Interestingly enough, the Hebrew word for “plaster” is the word “sid,” which is very similar to the word “sod,” which means “mystery,” or “secret,” and which usually alludes to Kabbalah; “sod” also has the numerical value of seventy. Perhaps there was an additional message as well:
“Don’t think that by reading these words that you understand all the wisdom of Torah. The words you see hide many secrets, and many deep and profound thoughts, which, if you knew, you’d never, ever question the authenticity and importance of Torah!”
Hence, even stones in the world of Torah can have incredible importance.
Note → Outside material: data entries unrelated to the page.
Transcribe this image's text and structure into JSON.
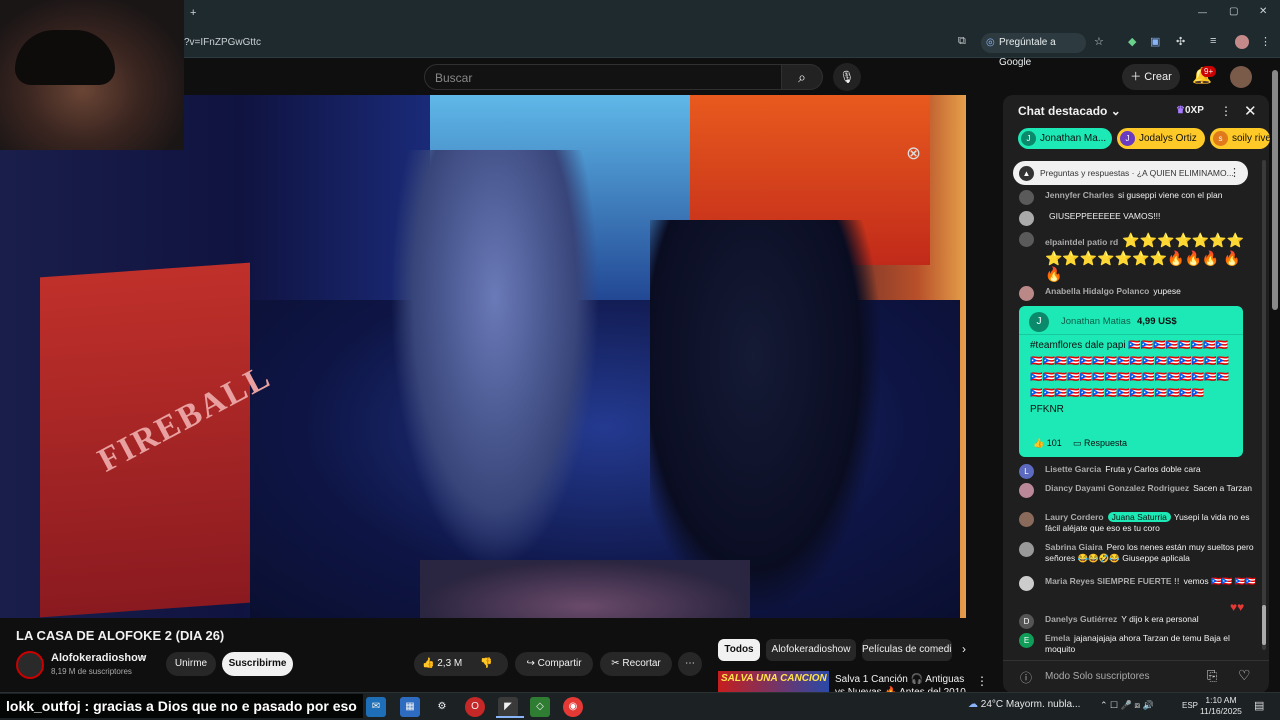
{
  "browser": {
    "new_tab": "+",
    "url": "?v=IFnZPGwGttc",
    "google_pill": "Pregúntale a Google",
    "win_min": "—",
    "win_max": "▢",
    "win_close": "✕"
  },
  "header": {
    "search_placeholder": "Buscar",
    "create_label": "Crear",
    "notif_badge": "9+"
  },
  "video": {
    "title": "LA CASA DE ALOFOKE 2 (DIA 26)",
    "scene_sign": "FIREBALL",
    "caption": "lokk_outfoj : gracias a Dios que no e pasado por eso"
  },
  "channel": {
    "name": "Alofokeradioshow",
    "subscribers": "8,19 M de suscriptores",
    "join_label": "Unirme",
    "subscribe_label": "Suscribirme"
  },
  "actions": {
    "likes": "2,3 M",
    "share_label": "Compartir",
    "clip_label": "Recortar"
  },
  "chips": [
    "Todos",
    "Alofokeradioshow",
    "Películas de comedia"
  ],
  "recommendation": {
    "thumb_text": "SALVA UNA CANCION",
    "title": "Salva 1 Canción 🎧 Antiguas vs Nuevas 🔥 Antes del 2010 vs"
  },
  "chat": {
    "title": "Chat destacado",
    "xp": "0XP",
    "donors": [
      {
        "initial": "J",
        "name": "Jonathan Ma...",
        "color": "#1de9b6"
      },
      {
        "initial": "J",
        "name": "Jodalys Ortiz",
        "color": "#ffca28"
      },
      {
        "initial": "s",
        "name": "soily rivera",
        "color": "#ffca28"
      }
    ],
    "pinned": "Preguntas y respuestas · ¿A QUIEN ELIMINAMO...",
    "messages_top": [
      {
        "author": "Jennyfer Charles",
        "text": "si guseppi viene con el plan"
      },
      {
        "author": "",
        "text": "GIUSEPPEEEEEE VAMOS!!!"
      },
      {
        "author": "elpaintdel patio rd",
        "text": "⭐⭐⭐⭐⭐⭐⭐ ⭐⭐⭐⭐⭐⭐⭐🔥🔥🔥 🔥🔥"
      },
      {
        "author": "Anabella Hidalgo Polanco",
        "text": "yupese"
      }
    ],
    "superchat": {
      "initial": "J",
      "name": "Jonathan Matias",
      "amount": "4,99 US$",
      "body": "#teamflores dale papi 🇵🇷🇵🇷🇵🇷🇵🇷🇵🇷🇵🇷🇵🇷🇵🇷🇵🇷🇵🇷🇵🇷🇵🇷🇵🇷🇵🇷🇵🇷🇵🇷🇵🇷🇵🇷🇵🇷🇵🇷🇵🇷🇵🇷🇵🇷🇵🇷🇵🇷🇵🇷🇵🇷🇵🇷🇵🇷🇵🇷🇵🇷🇵🇷🇵🇷🇵🇷🇵🇷🇵🇷🇵🇷🇵🇷🇵🇷🇵🇷🇵🇷🇵🇷🇵🇷🇵🇷🇵🇷🇵🇷🇵🇷🇵🇷🇵🇷🇵🇷🇵🇷🇵🇷🇵🇷🇵🇷 PFKNR",
      "likes": "101",
      "reply_label": "Respuesta"
    },
    "messages_bottom": [
      {
        "initial": "L",
        "author": "Lisette Garcia",
        "text": "Fruta y Carlos doble cara"
      },
      {
        "initial": "",
        "author": "Diancy Dayami Gonzalez Rodriguez",
        "text": "Sacen a Tarzan"
      },
      {
        "initial": "",
        "author": "Laury Cordero",
        "badge": "Juana Saturria",
        "text": "Yusepi la vida no es fácil aléjate que eso es tu coro"
      },
      {
        "initial": "",
        "author": "Sabrina Giaira",
        "text": "Pero los nenes están muy sueltos pero señores 😂😂🤣😂 Giuseppe aplicala"
      },
      {
        "initial": "",
        "author": "Maria Reyes SIEMPRE FUERTE !!",
        "text": "vemos 🇵🇷🇵🇷 🇵🇷🇵🇷"
      },
      {
        "initial": "D",
        "author": "Danelys Gutiérrez",
        "text": "Y dijo k era personal"
      },
      {
        "initial": "E",
        "author": "Emela",
        "text": "jajanajajaja ahora Tarzan de temu Baja el moquito"
      }
    ],
    "input_placeholder": "Modo Solo suscriptores"
  },
  "taskbar": {
    "weather": "24°C   Mayorm. nubla...",
    "lang": "ESP",
    "time": "1:10 AM",
    "date": "11/16/2025"
  },
  "colors": {
    "accent_red": "#cc0000",
    "superchat_green": "#1de9b6",
    "donor_yellow": "#ffca28"
  }
}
‘Let us cut their cords and throw off their heavy ropes.’ He who sits in Heaven will laugh, and the L-rd will mock them. (Tehillim 2:3-4)
According to the Radak, the first posuk means that the Philistines threatened to sever their bonds with Israel, clearly to intimidate the Jewish people into submission. The next verse, however, reminds us of what is taking place behind the scenes, or rather, above the scene: G-d looks down on the enemies futile threats and petty actions, and is not amused.
The question is, are we?
As we have discussed many times in the past, everything is the result of the hand of G-d: All is in the hands of Heaven except for fear of Heaven (Brochos 34b). The illusion of life is that it appears just the opposite, and it must, in order to enable us to make free-will decisions. The ultimate free-will decision? To choose to not fall for the illusion, no matter how convincing it can be.
And it can be very convincing, because they, the enemy, can be very convincing. G-d may be looking down from Heaven, and from His vantage point it might look very temporary, and humorous. But we don’t get to see it from G-d’s point of view, at least not while we’re still alive. This is why King David added:
Then, He will speak to them in His anger, and His fury will terrify them …
The usage of the word “then,” says the Malbim, means “all of a sudden.” The redemption of the Jewish people comes in the “blinking of an idea,” and so does destruction of man as well. (This, we saw last week in Turkey, where a 45-second earthquake did more damage than months of bombing and billions of dollars could do to Iraq.) The power of G-d is awesome, and when He decides to put things straight, it happens quickly, and leaves little room for the Jew of doubt to rebuild his trust in G-d.
Therefore, we must not be fooled by the temporary successes of godless men, and must remain steadfast in our faith that at some time soon, G-d will avenge the downtrodden, and rid evil from the world.
Have a great Shabbos,
May this year be filled with much blessing,
And only good news,
For all of the Jewish People.
Nizke Lirot Geulah Shlaimah!
All the best from
The Winston Family
Copyright © by Rabbi Pinchas Winston and Project Genesis, Inc.
Rabbi Winston has authored many books on Jewish philosophy (Hashkofa). If you enjoy Rabbi Winston’s Perceptions on the Parsha, you may enjoy his books. Visit Rabbi Winston’s online book store for more details! www.thirtysix.org